Ed Hohertz writes:
"The Qatar Museum has a large Islamic coin collection that is now (at least partially) available on-line. The search engine has been creatively done.."
We mentioned the site's software a couple weeks ago. A video would do it more justice, so please do visit the site and try it out. It's a great way to visualize, sort and sift through the collection along many dimensions.
As part of the re-opening of the Museum of Islamic Art (MIA) following extensive renovations, Qatar Museums and Years of Culture are delighted to launch the Coin Project - an innovative way to experience one of the largest and most impressive coin collections in the world.
The Museum of Islamic Art (MIA) houses one of the most comprehensive collections of Islamic art in the world, with masterpieces from three continents spanning 1,400 years of history, including metalwork, ceramics, jewellery, woodwork, textiles, coins and glass.
While an important challenge for any museum is how to curate and display the works within their collection, MIA's Coin Project is set to defy space, time and geography to make the coin collection accessible to the public all around the world.
This ambitious project was delivered by COLLECTO, an expert creator of digital art experiences based in Germany. The company developed a state of the art production process for Qatar Museums. It combines highest image quality, unparalleled production speed and fully integrated data management.
The specially created digital interface is fully interactive, showing different layers of visualisation, organising the coins by weight, material, age and more.
The extraordinary scope of the project even enables users to flip the coins front and back, so that no detail is overlooked. Diverse audiences including schools and students, researchers and collectors (or simply the digital curious!) can explore and learn about the origin of each coin.
This is the kind of interface I envisioned in the early days of the Newman Numismatic Portal. It didn't come to pass, but we had many more pressing issues to resolve before designing and building a whizzy interface. Besides, in order to power such an interface much effort must first go into assigning categories to each object. Perhaps one day artificial intelligence could cost-effectively create the needed metadata with an acceptably low error rate (remember, even humans would make mistakes at such a task).
FWIW, what I had in mind for the U.S portion of NNP was a two-dimensional grid layout by era and type. Eras would be chosen to encompass key historical periods such as the Civil War vs. arbitrary decades; types would include coins, tokens, medals, paper money, etc. Users could drill down into each area to see numismatic items along with any related books, articles, lot descriptions etc. Wouldn't that be nice? One can dream, but with patience and hard work, dreams sometimes come true. The COLLECTO software illustrates the power of such a tool.
To read the complete article, see:

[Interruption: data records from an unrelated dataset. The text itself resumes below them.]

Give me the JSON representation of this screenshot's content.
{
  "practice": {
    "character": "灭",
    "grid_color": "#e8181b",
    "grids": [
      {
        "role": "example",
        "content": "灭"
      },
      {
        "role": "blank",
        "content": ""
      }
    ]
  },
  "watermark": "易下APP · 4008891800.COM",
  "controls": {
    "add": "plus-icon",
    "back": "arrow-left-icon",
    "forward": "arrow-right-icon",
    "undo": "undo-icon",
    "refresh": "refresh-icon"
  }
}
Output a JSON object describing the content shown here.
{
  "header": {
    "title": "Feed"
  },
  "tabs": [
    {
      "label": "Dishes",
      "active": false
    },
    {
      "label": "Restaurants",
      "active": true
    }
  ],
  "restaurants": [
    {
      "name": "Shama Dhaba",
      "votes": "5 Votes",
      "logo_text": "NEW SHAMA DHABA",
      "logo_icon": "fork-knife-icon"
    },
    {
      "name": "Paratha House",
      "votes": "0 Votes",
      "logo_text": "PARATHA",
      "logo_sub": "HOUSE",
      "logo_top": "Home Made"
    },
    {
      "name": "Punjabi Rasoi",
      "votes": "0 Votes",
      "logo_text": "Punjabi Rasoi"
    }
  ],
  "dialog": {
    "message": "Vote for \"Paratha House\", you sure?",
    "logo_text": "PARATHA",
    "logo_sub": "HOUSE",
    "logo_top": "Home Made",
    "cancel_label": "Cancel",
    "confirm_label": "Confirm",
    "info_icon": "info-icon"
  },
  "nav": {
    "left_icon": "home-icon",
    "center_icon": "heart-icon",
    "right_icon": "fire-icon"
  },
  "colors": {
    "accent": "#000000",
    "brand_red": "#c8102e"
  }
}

The Museum of Islamic Art Coin Project
To explore the collection, see:
To read the earlier E-Sylum article, see:
LOOSE CHANGE: APRIL 16, 2023 : Collecto Digitizes Coin Collections
THE BOOK BAZARRE
OVER 500 NUMISMATIC TITLES
: Wizard Coin Supply has over 500 numismatic titles in stock, competitively discounted, and
available for immediate shipment. See our selection at www.WizardCoinSupply.com
Wayne Homren, Editor
The Numismatic Bibliomania Society is a non-profit organization
promoting numismatic literature. See our web site at coinbooks.org.
To submit items for publication in The E-Sylum, write to the Editor
at this address: firstname.lastname@example.org
To subscribe go to: https://my.binhost.com/lists/listinfo/esylum
Copyright © 1998 - 2023 The Numismatic Bibliomania Society (NBS)
All Rights Reserved.
NBS Home Page
Contact the NBS webmaster